Have you heard the one about Daylight Saving Time (DST) and farmers? As the story goes, farmers and agriculture groups lobbied for DST in order to have more light at the end of their day to complete their work. One Texas state rep even credited farmers with introducing DST, when he promoted a bill that would abolish the practice a few years ago.
In reality, that couldn’t be further from the truth.
Daylight Saving Time was first introduced in America in 1918 as a way to conserve electricity during the First World War. At the time, farmers lobbied hard against the practice, as their day is dictated by the sun, rather than the clock. Agricultural groups led a 1919 fight to repeal DST, but they were overruled by Congress.
Now, a century later, the time-shift still takes place across most of the US, with the exception of Hawaii and most of Arizona. In recent years, a dozen states have introduced legislation to get rid of DST, including Ohio, Utah, Washington, Florida and South Carolina.
Public perception of Daylight Saving Time has continued to wane over the years, with more people pushing to get rid of the disruptive time change ritual. Yet, through all of this, the myth of farmers being intrinsically linked to DST persists. So we asked you, real farmers, how you felt about Daylight Saving Time. Is it helpful? Is it disruptive? You answered our call, and the results are in: DST is “a pain in the loin chop,” to quote just one of the many emails we received. Here are the top three reasons DST hurts agricultural work, according to real farmers.
It Confuses the Animals
Humans might have alarm clocks to adjust, but animals don’t. There’s anecdotal evidence that the shift is disruptive to animals such as dairy cows, who don’t tolerate changes to their schedules. One livestock farmer in Utah wrote to tell us that DST is “nothing but a royal pain. My chickens and cows only know when the sun comes up and goes down. Having to adjust our work schedules twice yearly does nothing for us.”
One goat farmer in North Carolina told us that his goats are upset over the time change. “I milk in the morning, in the dark, in the spring and fall in order to have time to do all the other things I have to do during daylight hours.” In order to help his herd deal with the time shift, he moves their feeding and milking schedule incrementally. A change of a few minutes per day over the course of a week is a lot less noticeable than a full hour jump all at once.
We Actually Need More Light in the Morning
With the shift forward in the spring, we get more light later in the day, but many of our readers say they’d prefer that light earlier in the morning. For people in warmer climates, having more light earlier in the day could help to get through the chores before the temperature rises too much. One farmer in Florida commented that it’s “wiser to do work in the morning than it is late in the afternoon.”

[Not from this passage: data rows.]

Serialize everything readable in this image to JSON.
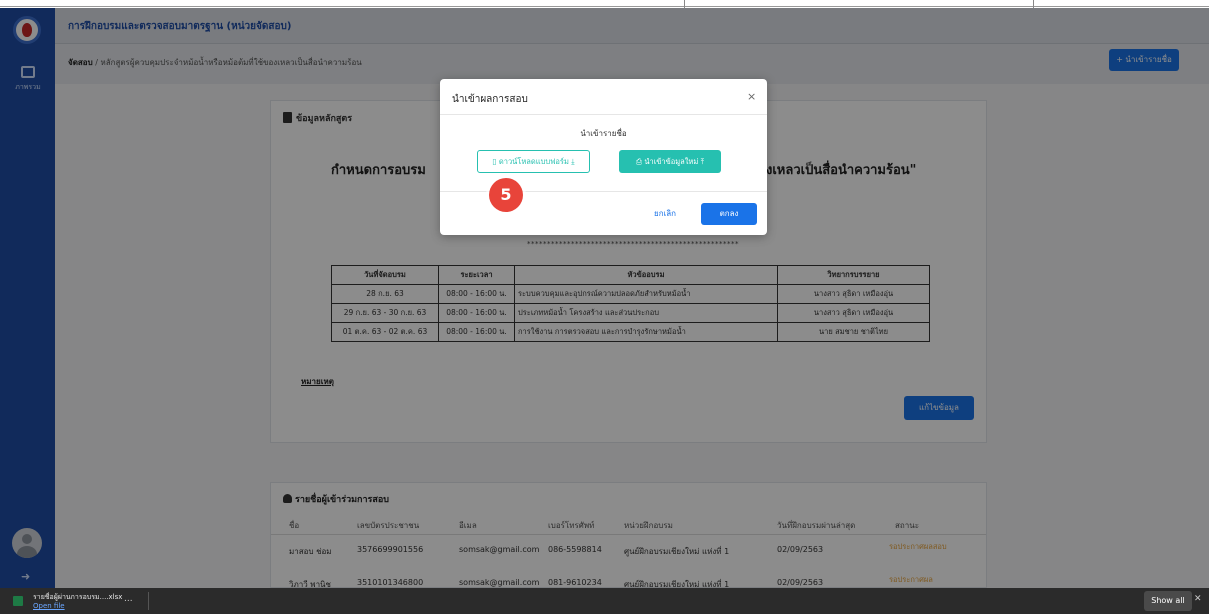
{
  "header": {
    "app_title": "การฝึกอบรมและตรวจสอบมาตรฐาน (หน่วยจัดสอบ)",
    "breadcrumb_root": "จัดสอบ",
    "breadcrumb_path": " / หลักสูตรผู้ควบคุมประจำหม้อน้ำหรือหม้อต้มที่ใช้ของเหลวเป็นสื่อนำความร้อน",
    "import_button": "+ นำเข้ารายชื่อ"
  },
  "sidebar": {
    "nav_label": "ภาพรวม"
  },
  "course_card": {
    "title": "ข้อมูลหลักสูตร",
    "headline_left": "กำหนดการอบรม",
    "headline_right": "งเหลวเป็นสื่อนำความร้อน\"",
    "stars": "*****************************************************",
    "table_headers": [
      "วันที่จัดอบรม",
      "ระยะเวลา",
      "หัวข้ออบรม",
      "วิทยากรบรรยาย"
    ],
    "table_rows": [
      [
        "28 ก.ย. 63",
        "08:00 - 16:00 น.",
        "ระบบควบคุมและอุปกรณ์ความปลอดภัยสำหรับหม้อน้ำ",
        "นางสาว สุธิดา เหมืองอุ่น"
      ],
      [
        "29 ก.ย. 63 - 30 ก.ย. 63",
        "08:00 - 16:00 น.",
        "ประเภทหม้อน้ำ โครงสร้าง และส่วนประกอบ",
        "นางสาว สุธิดา เหมืองอุ่น"
      ],
      [
        "01 ต.ค. 63 - 02 ต.ค. 63",
        "08:00 - 16:00 น.",
        "การใช้งาน การตรวจสอบ และการบำรุงรักษาหม้อน้ำ",
        "นาย สมชาย ชาติไทย"
      ]
    ],
    "note_label": "หมายเหตุ",
    "edit_button": "แก้ไขข้อมูล"
  },
  "participants": {
    "title": "รายชื่อผู้เข้าร่วมการสอบ",
    "columns": [
      "ชื่อ",
      "เลขบัตรประชาชน",
      "อีเมล",
      "เบอร์โทรศัพท์",
      "หน่วยฝึกอบรม",
      "วันที่ฝึกอบรมผ่านล่าสุด",
      "สถานะ"
    ],
    "rows": [
      [
        "มาสอบ ช่อม",
        "3576699901556",
        "somsak@gmail.com",
        "086-5598814",
        "ศูนย์ฝึกอบรมเชียงใหม่ แห่งที่ 1",
        "02/09/2563",
        "รอประกาศผลสอบ"
      ],
      [
        "วิภาวี พานิช",
        "3510101346800",
        "somsak@gmail.com",
        "081-9610234",
        "ศูนย์ฝึกอบรมเชียงใหม่ แห่งที่ 1",
        "02/09/2563",
        "รอประกาศผล"
      ]
    ]
  },
  "modal": {
    "title": "นำเข้าผลการสอบ",
    "close": "×",
    "subtitle": "นำเข้ารายชื่อ",
    "download_button": "ดาวน์โหลดแบบฟอร์ม",
    "import_button": "นำเข้าข้อมูลใหม่",
    "cancel": "ยกเลิก",
    "ok": "ตกลง"
  },
  "step_badge": "5",
  "download_bar": {
    "file_name": "รายชื่อผู้ผ่านการอบรม....xlsx",
    "open_file": "Open file",
    "more": "...",
    "show_all": "Show all",
    "close": "✕"
  }
}
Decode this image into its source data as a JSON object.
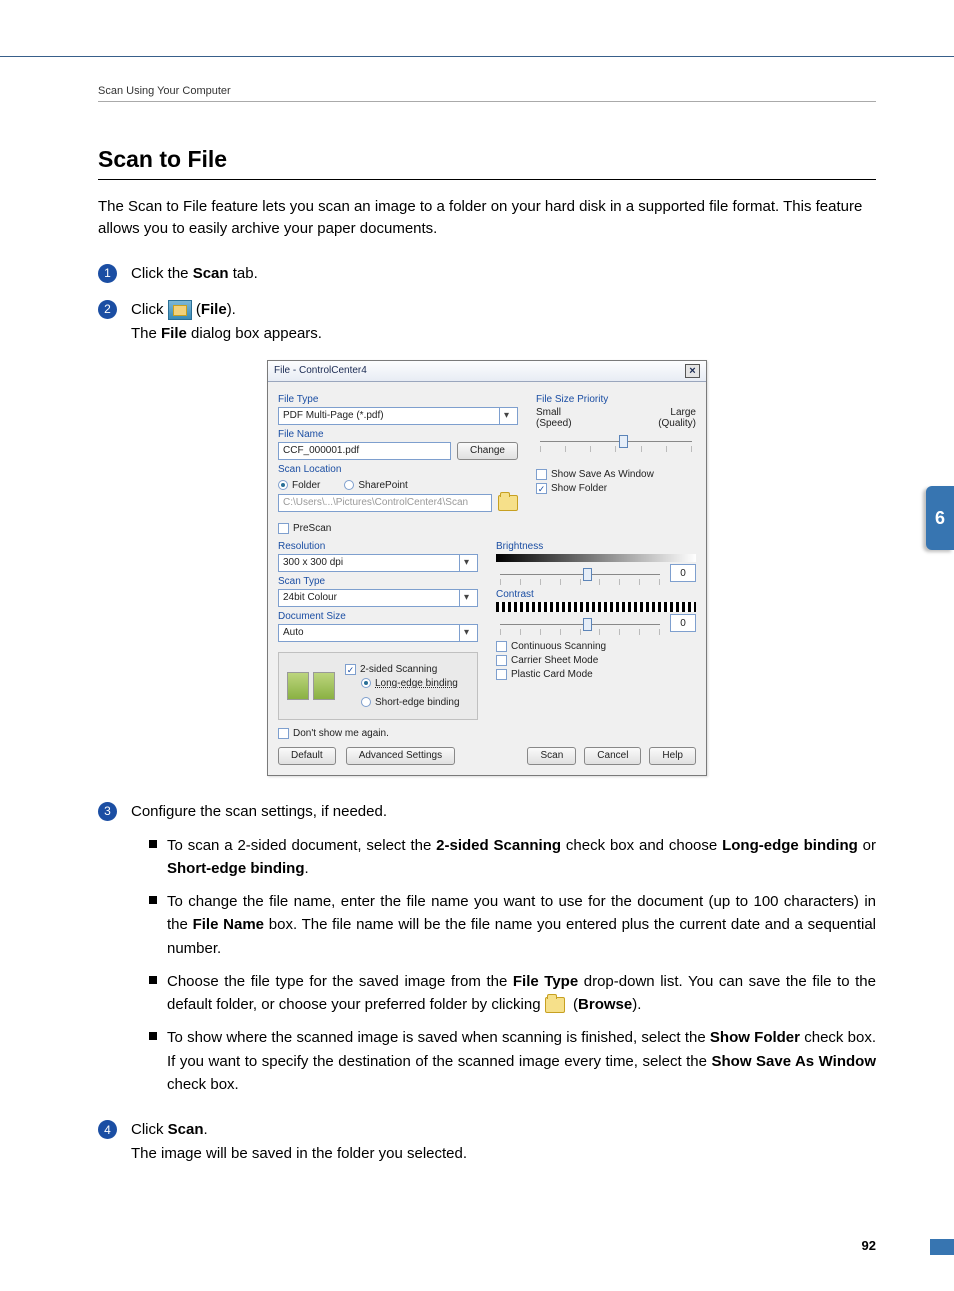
{
  "runningHeader": "Scan Using Your Computer",
  "title": "Scan to File",
  "intro": "The Scan to File feature lets you scan an image to a folder on your hard disk in a supported file format. This feature allows you to easily archive your paper documents.",
  "chapterTab": "6",
  "pageNumber": "92",
  "steps": {
    "1": {
      "p1a": "Click the ",
      "p1b": "Scan",
      "p1c": " tab."
    },
    "2": {
      "p1a": "Click ",
      "p1b": "File",
      "p2": "The ",
      "p2b": "File",
      "p2c": " dialog box appears."
    },
    "3": {
      "intro": "Configure the scan settings, if needed.",
      "b1a": "To scan a 2-sided document, select the ",
      "b1b": "2-sided Scanning",
      "b1c": " check box and choose ",
      "b1d": "Long-edge binding",
      "b1e": " or ",
      "b1f": "Short-edge binding",
      "b1g": ".",
      "b2a": "To change the file name, enter the file name you want to use for the document (up to 100 characters) in the ",
      "b2b": "File Name",
      "b2c": " box. The file name will be the file name you entered plus the current date and a sequential number.",
      "b3a": "Choose the file type for the saved image from the ",
      "b3b": "File Type",
      "b3c": " drop-down list. You can save the file to the default folder, or choose your preferred folder by clicking ",
      "b3d": "Browse",
      "b4a": "To show where the scanned image is saved when scanning is finished, select the ",
      "b4b": "Show Folder",
      "b4c": " check box. If you want to specify the destination of the scanned image every time, select the ",
      "b4d": "Show Save As Window",
      "b4e": " check box."
    },
    "4": {
      "p1a": "Click ",
      "p1b": "Scan",
      "p2": "The image will be saved in the folder you selected."
    }
  },
  "dialog": {
    "title": "File - ControlCenter4",
    "fileType": {
      "label": "File Type",
      "value": "PDF Multi-Page (*.pdf)"
    },
    "fileName": {
      "label": "File Name",
      "value": "CCF_000001.pdf",
      "changeBtn": "Change"
    },
    "scanLocation": {
      "label": "Scan Location",
      "folder": "Folder",
      "sharepoint": "SharePoint",
      "path": "C:\\Users\\...\\Pictures\\ControlCenter4\\Scan"
    },
    "fileSize": {
      "label": "File Size Priority",
      "small": "Small",
      "large": "Large",
      "speed": "(Speed)",
      "quality": "(Quality)"
    },
    "showSaveAs": "Show Save As Window",
    "showFolder": "Show Folder",
    "prescan": "PreScan",
    "resolution": {
      "label": "Resolution",
      "value": "300 x 300 dpi"
    },
    "scanType": {
      "label": "Scan Type",
      "value": "24bit Colour"
    },
    "docSize": {
      "label": "Document Size",
      "value": "Auto"
    },
    "twoSided": "2-sided Scanning",
    "longEdge": "Long-edge binding",
    "shortEdge": "Short-edge binding",
    "brightness": {
      "label": "Brightness",
      "val": "0"
    },
    "contrast": {
      "label": "Contrast",
      "val": "0"
    },
    "contScan": "Continuous Scanning",
    "carrier": "Carrier Sheet Mode",
    "plastic": "Plastic Card Mode",
    "dontShow": "Don't show me again.",
    "defaultBtn": "Default",
    "advBtn": "Advanced Settings",
    "scanBtn": "Scan",
    "cancelBtn": "Cancel",
    "helpBtn": "Help"
  }
}
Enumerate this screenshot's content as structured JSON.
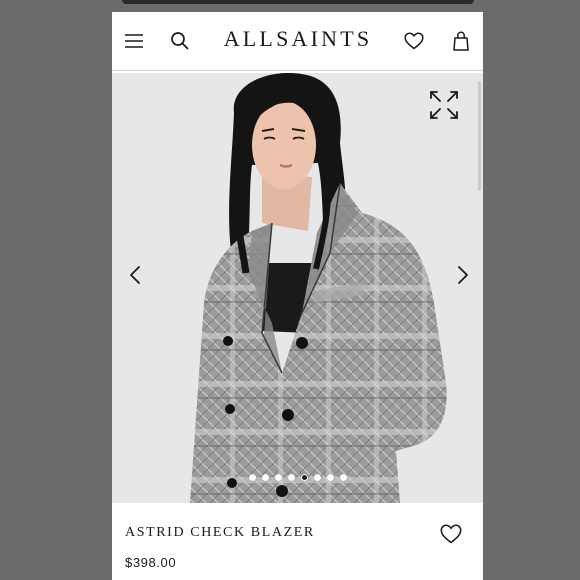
{
  "header": {
    "brand": "ALLSAINTS",
    "menu_icon": "hamburger-menu-icon",
    "search_icon": "search-icon",
    "wishlist_icon": "heart-icon",
    "bag_icon": "shopping-bag-icon"
  },
  "gallery": {
    "expand_icon": "expand-arrows-icon",
    "prev_icon": "chevron-left-icon",
    "next_icon": "chevron-right-icon",
    "image_count": 8,
    "active_index": 4,
    "image": "model wearing grey check blazer"
  },
  "product": {
    "name": "ASTRID CHECK BLAZER",
    "price": "$398.00",
    "wishlist_icon": "heart-outline-icon"
  },
  "colors": {
    "background": "#6b6b6b",
    "text": "#1a1a1a",
    "gallery_bg": "#e6e7e9"
  }
}
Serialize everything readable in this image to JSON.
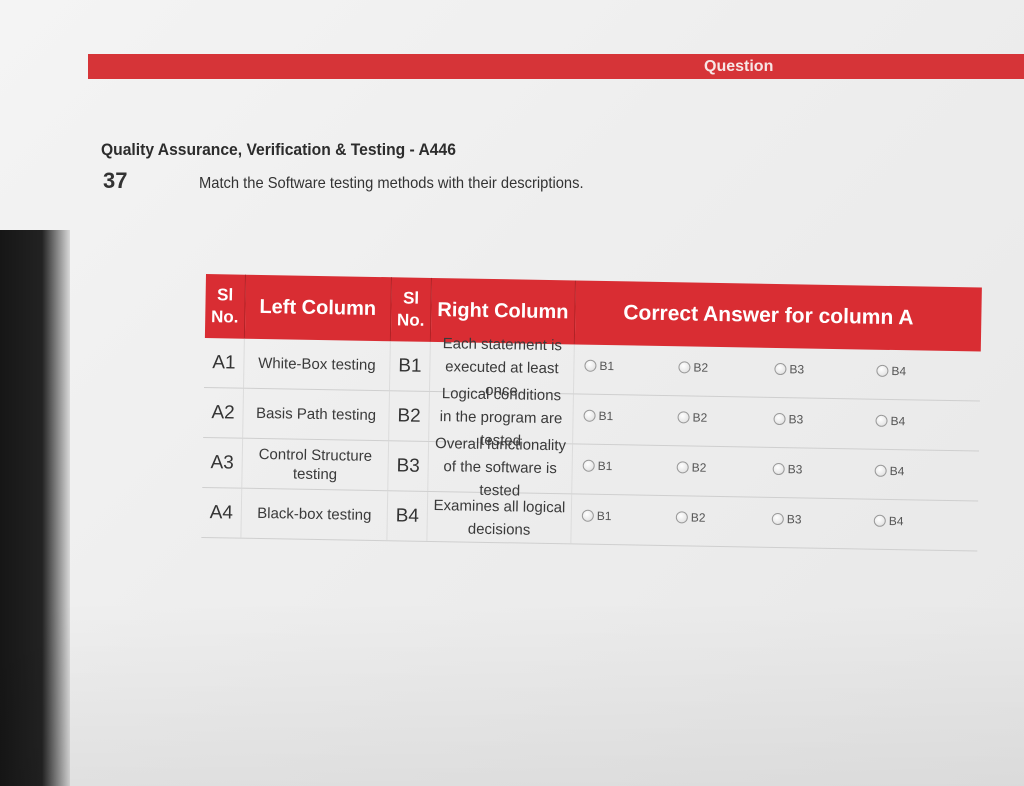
{
  "header": {
    "title": "Question"
  },
  "question": {
    "subject": "Quality Assurance, Verification & Testing - A446",
    "number": "37",
    "text": "Match the Software testing methods with their descriptions."
  },
  "table": {
    "headers": {
      "sl_line1": "Sl",
      "sl_line2": "No.",
      "left": "Left Column",
      "right": "Right Column",
      "answer": "Correct Answer for column A"
    },
    "rows": [
      {
        "a_code": "A1",
        "left": "White-Box testing",
        "b_code": "B1",
        "right": "Each statement is executed at least once"
      },
      {
        "a_code": "A2",
        "left": "Basis Path testing",
        "b_code": "B2",
        "right": "Logical conditions in the program are tested"
      },
      {
        "a_code": "A3",
        "left": "Control Structure testing",
        "b_code": "B3",
        "right": "Overall functionality of the software is tested"
      },
      {
        "a_code": "A4",
        "left": "Black-box testing",
        "b_code": "B4",
        "right": "Examines all logical decisions"
      }
    ],
    "options": [
      "B1",
      "B2",
      "B3",
      "B4"
    ]
  },
  "colors": {
    "header_bar": "#d63438",
    "table_header": "#d92d33"
  }
}
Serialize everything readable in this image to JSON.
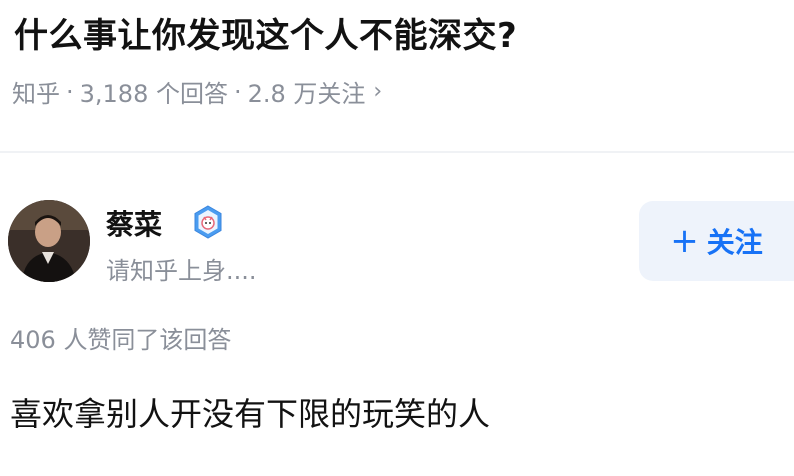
{
  "question": {
    "title": "什么事让你发现这个人不能深交?",
    "source": "知乎",
    "answers_count": "3,188 个回答",
    "followers": "2.8 万关注",
    "separator": "·",
    "chevron": "›"
  },
  "author": {
    "name": "蔡菜",
    "bio": "请知乎上身....",
    "avatar_icon": "avatar-photo",
    "badge_icon": "verified-badge-icon"
  },
  "follow_button": {
    "plus": "+",
    "label": "关注"
  },
  "answer": {
    "votes": "406 人赞同了该回答",
    "content": "喜欢拿别人开没有下限的玩笑的人"
  },
  "colors": {
    "accent": "#1772f6",
    "muted": "#8a8f99",
    "button_bg": "#eef3fb"
  }
}
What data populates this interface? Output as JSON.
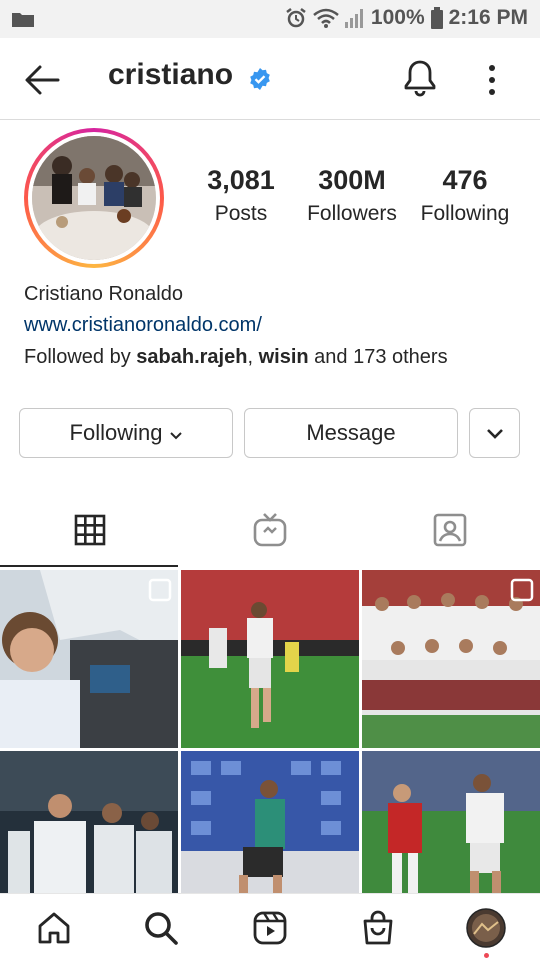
{
  "status_bar": {
    "battery": "100%",
    "time": "2:16 PM",
    "icons": [
      "gallery-icon",
      "alarm-icon",
      "wifi-icon",
      "signal-icon",
      "battery-icon"
    ]
  },
  "header": {
    "username": "cristiano",
    "verified": true,
    "accent_color": "#3897f0"
  },
  "profile": {
    "stats": [
      {
        "value": "3,081",
        "label": "Posts"
      },
      {
        "value": "300M",
        "label": "Followers"
      },
      {
        "value": "476",
        "label": "Following"
      }
    ],
    "full_name": "Cristiano Ronaldo",
    "website": "www.cristianoronaldo.com/",
    "link_color": "#003569",
    "followed_by": {
      "prefix": "Followed by ",
      "user1": "sabah.rajeh",
      "sep": ", ",
      "user2": "wisin",
      "suffix": " and 173 others"
    }
  },
  "actions": {
    "following_label": "Following",
    "message_label": "Message"
  },
  "tabs": [
    {
      "name": "grid",
      "icon": "grid-icon",
      "active": true
    },
    {
      "name": "igtv",
      "icon": "igtv-icon",
      "active": false
    },
    {
      "name": "tagged",
      "icon": "tagged-icon",
      "active": false
    }
  ],
  "grid_posts": [
    {
      "subject": "boy in airplane cockpit",
      "multi": true
    },
    {
      "subject": "football player running on pitch",
      "multi": false
    },
    {
      "subject": "team photo in red-green kits",
      "multi": true
    },
    {
      "subject": "players in tunnel, white tracksuits",
      "multi": false
    },
    {
      "subject": "player training with ball",
      "multi": false
    },
    {
      "subject": "match action, red vs white",
      "multi": false
    }
  ],
  "bottom_nav": [
    {
      "name": "home",
      "icon": "home-icon"
    },
    {
      "name": "search",
      "icon": "search-icon",
      "active": true
    },
    {
      "name": "reels",
      "icon": "reels-icon"
    },
    {
      "name": "shop",
      "icon": "shop-icon"
    },
    {
      "name": "profile",
      "icon": "profile-avatar-icon",
      "notification_dot": true
    }
  ]
}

For one reader, extra light in the morning would have made a big difference. For many years, he ran a vineyard on top of holding down a 9-to-5 day job. That meant farm chores had to be done before and after work, including a full spray of the vineyard every two weeks. It took hours to apply the spray and the temperature conditions had to be perfect—no wind or rain. The only good time to spray was early in the morning. “Even with protective gear, I needed to shower after spraying. So I needed to be off the tractor no later than 7 am to get to work on time.” Some extra light would have been a big help.
It’s Just Plain Disruptive
So many of our readers echoed this sentiment: Just pick a time and stick with it already! Responses covered the chaos of changes to schedules, losing sleep and difficulty with getting children to go to sleep when it’s still light outside.
One rancher in California put it like this: “The cost of changing twice a year, in terms of resetting every appliance, car and communication system you own, and all the people that will show up early or late for work, appointments and meetings…it’s enormous.” His solution? The ranch he runs is off-grid, so he works by the sun. Clocks be damned.
Another reader told us about the time she worked in Indiana, before the state enacted DST. “It was a relief to never have to change clocks, reset alarms, deal with sleep problems or hear about DST on the news.” Now, she lives in New Mexico and “would do a dance of joy” if the state banished DST for good.
There Are Some Benefits
Of course, there were a few people who truly love Daylight Saving Time. One reader told us that it was the “best thing created since sliced bread,” at least in her home state of Missouri. Another respondent from North Carolina told us that DST is helpful when you live along mountain ranges, where “light is precious. We have short days, and getting extra time to do things later in the day allows my daughter to contribute in a meaningful way. It also keeps the roosters crowing a bit later, which makes the neighbors happy.”
Some readers mentioned enjoying the extra light at the end of their day to tend to the garden or spend more time outside. One respondent in Oregon mentioned that since the barn is lit up, barn chores can be done any time, but it’s helpful to have extra light for after-school activities or hobbies.
With all of those reasons, it does make sense that many states are looking to get rid of DST. So what is holding them back? Well, if the measures were introduced to save energy, the time shift could generate savings for governments. However, it’s debatable if DST is even an energy saver anymore. One study found that, after Indiana introduced DST, there was an increase in electricity use, resulting in an added cost of $9 million.
Whether states keep Daylight Saving Time or decide to get rid of it, it’s clear that it will make little difference to farmers. As one reader told us: “We’re up with the sun and down with it, no matter what the clock says.”